Data extracted from a collection
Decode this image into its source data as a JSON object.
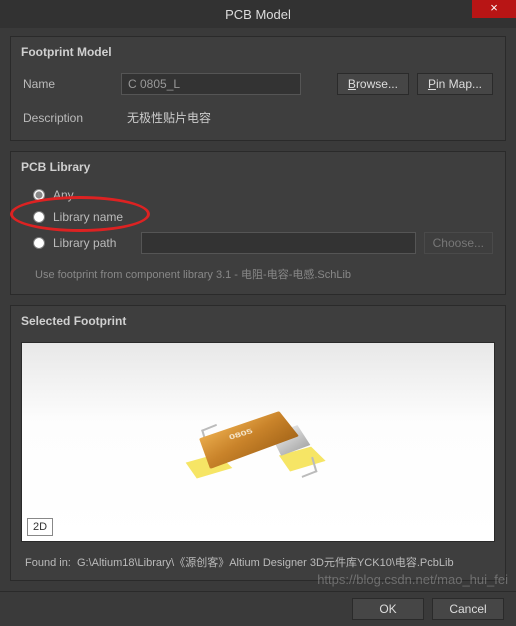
{
  "window": {
    "title": "PCB Model",
    "close_glyph": "×"
  },
  "footprint_model": {
    "section_title": "Footprint Model",
    "name_label": "Name",
    "name_value": "C 0805_L",
    "browse_label": "Browse...",
    "pinmap_label": "Pin Map...",
    "desc_label": "Description",
    "desc_value": "无极性贴片电容"
  },
  "pcb_library": {
    "section_title": "PCB Library",
    "options": {
      "any": "Any",
      "libname": "Library name",
      "libpath": "Library path"
    },
    "choose_label": "Choose...",
    "hint": "Use footprint from component library 3.1    - 电阻-电容-电感.SchLib"
  },
  "selected_footprint": {
    "section_title": "Selected Footprint",
    "mode": "2D",
    "marking": "0805"
  },
  "foundin": {
    "label": "Found in:",
    "path": "G:\\Altium18\\Library\\《源创客》Altium Designer 3D元件库YCK10\\电容.PcbLib"
  },
  "footer": {
    "ok": "OK",
    "cancel": "Cancel"
  },
  "watermark": "https://blog.csdn.net/mao_hui_fei"
}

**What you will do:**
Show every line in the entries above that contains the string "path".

**Answer below:**
      "libpath": "Library path"
    "path": "G:\\Altium18\\Library\\《源创客》Altium Designer 3D元件库YCK10\\电容.PcbLib"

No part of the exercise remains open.